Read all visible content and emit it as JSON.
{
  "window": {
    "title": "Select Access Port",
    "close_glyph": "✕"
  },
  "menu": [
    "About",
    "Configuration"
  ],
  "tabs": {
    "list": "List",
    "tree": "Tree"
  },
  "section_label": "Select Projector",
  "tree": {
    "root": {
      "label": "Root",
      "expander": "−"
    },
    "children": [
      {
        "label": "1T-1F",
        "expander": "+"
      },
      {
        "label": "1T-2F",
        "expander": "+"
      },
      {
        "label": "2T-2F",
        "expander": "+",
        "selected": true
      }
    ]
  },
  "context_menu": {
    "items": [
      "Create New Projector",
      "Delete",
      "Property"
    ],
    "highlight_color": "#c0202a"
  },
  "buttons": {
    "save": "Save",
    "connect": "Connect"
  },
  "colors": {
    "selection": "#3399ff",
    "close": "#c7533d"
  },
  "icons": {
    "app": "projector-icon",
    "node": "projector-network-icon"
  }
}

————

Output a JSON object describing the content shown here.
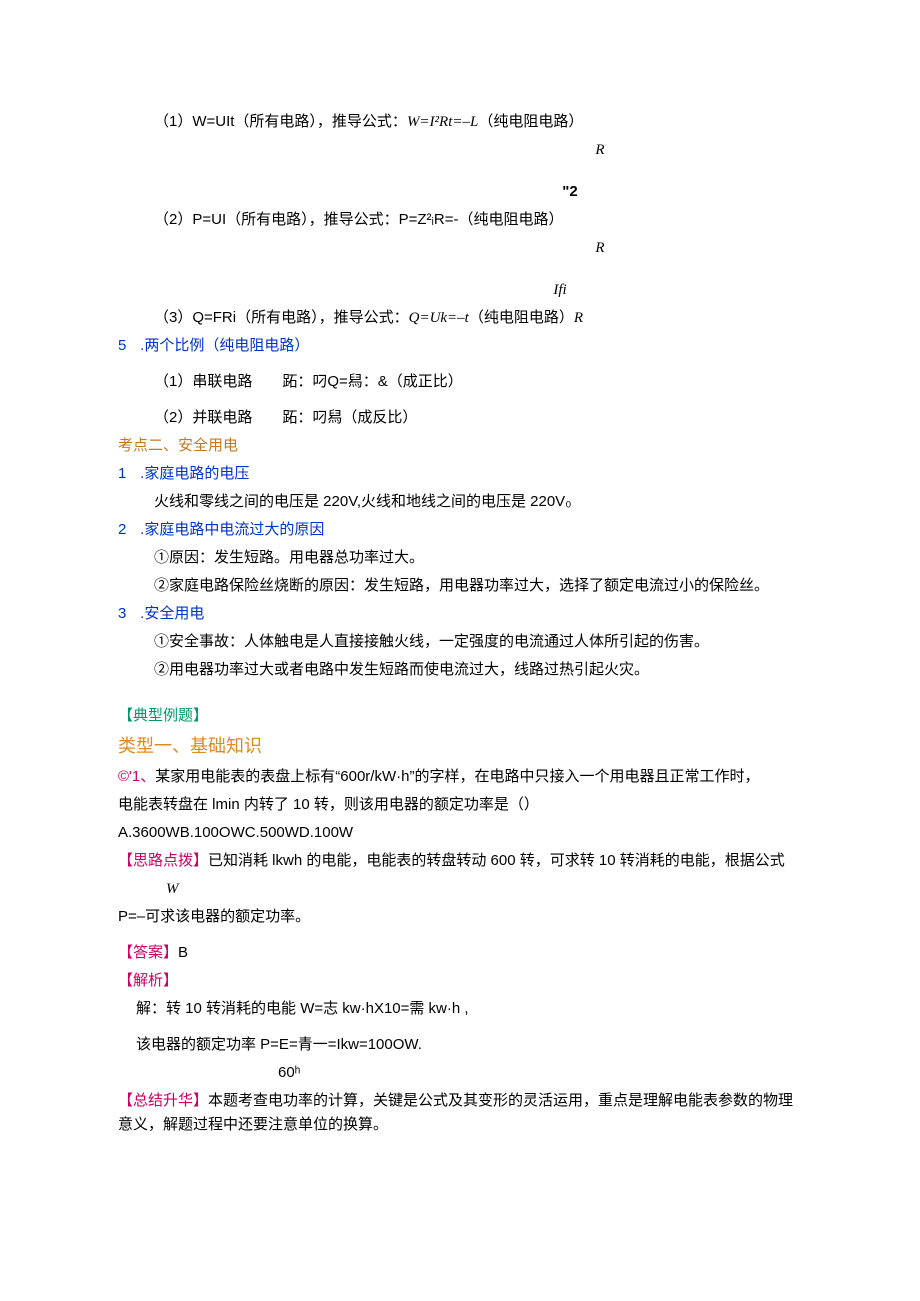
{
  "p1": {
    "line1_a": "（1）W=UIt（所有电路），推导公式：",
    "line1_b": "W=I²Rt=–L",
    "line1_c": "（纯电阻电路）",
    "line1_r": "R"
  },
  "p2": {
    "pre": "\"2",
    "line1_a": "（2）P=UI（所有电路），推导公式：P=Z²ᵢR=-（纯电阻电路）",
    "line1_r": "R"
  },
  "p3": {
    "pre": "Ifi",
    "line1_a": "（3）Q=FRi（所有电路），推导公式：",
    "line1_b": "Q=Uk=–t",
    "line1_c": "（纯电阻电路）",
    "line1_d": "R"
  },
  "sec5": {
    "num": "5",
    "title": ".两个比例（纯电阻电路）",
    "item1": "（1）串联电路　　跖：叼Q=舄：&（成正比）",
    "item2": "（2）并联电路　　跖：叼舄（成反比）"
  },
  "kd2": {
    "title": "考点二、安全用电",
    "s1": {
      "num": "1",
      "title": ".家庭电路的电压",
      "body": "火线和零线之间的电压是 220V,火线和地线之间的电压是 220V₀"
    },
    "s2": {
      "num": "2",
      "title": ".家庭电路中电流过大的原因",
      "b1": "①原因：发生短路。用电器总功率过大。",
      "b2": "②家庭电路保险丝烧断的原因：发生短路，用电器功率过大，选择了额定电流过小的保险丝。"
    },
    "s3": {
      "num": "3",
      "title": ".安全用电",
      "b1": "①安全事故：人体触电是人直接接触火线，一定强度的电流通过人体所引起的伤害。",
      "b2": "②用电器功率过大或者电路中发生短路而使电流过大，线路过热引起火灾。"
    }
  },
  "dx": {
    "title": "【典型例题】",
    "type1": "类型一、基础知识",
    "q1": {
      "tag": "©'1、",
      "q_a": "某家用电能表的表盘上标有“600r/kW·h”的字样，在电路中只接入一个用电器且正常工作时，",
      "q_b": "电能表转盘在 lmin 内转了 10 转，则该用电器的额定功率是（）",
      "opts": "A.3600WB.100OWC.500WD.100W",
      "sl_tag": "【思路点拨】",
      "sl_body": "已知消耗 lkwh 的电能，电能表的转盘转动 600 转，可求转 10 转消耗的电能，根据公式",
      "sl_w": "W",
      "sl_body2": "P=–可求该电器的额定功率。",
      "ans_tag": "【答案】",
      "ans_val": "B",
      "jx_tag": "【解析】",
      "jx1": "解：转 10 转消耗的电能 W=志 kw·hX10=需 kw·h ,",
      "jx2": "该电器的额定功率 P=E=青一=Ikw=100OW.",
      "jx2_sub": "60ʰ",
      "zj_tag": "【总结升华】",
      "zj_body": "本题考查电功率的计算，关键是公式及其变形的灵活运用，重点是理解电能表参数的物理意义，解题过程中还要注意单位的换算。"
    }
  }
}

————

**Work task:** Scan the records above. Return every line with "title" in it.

**Your response:**
    "title": "Select Access Port",
    "title": ".两个比例（纯电阻电路）",
    "title": "考点二、安全用电",
      "title": ".家庭电路的电压",
      "title": ".家庭电路中电流过大的原因",
      "title": ".安全用电",
    "title": "【典型例题】",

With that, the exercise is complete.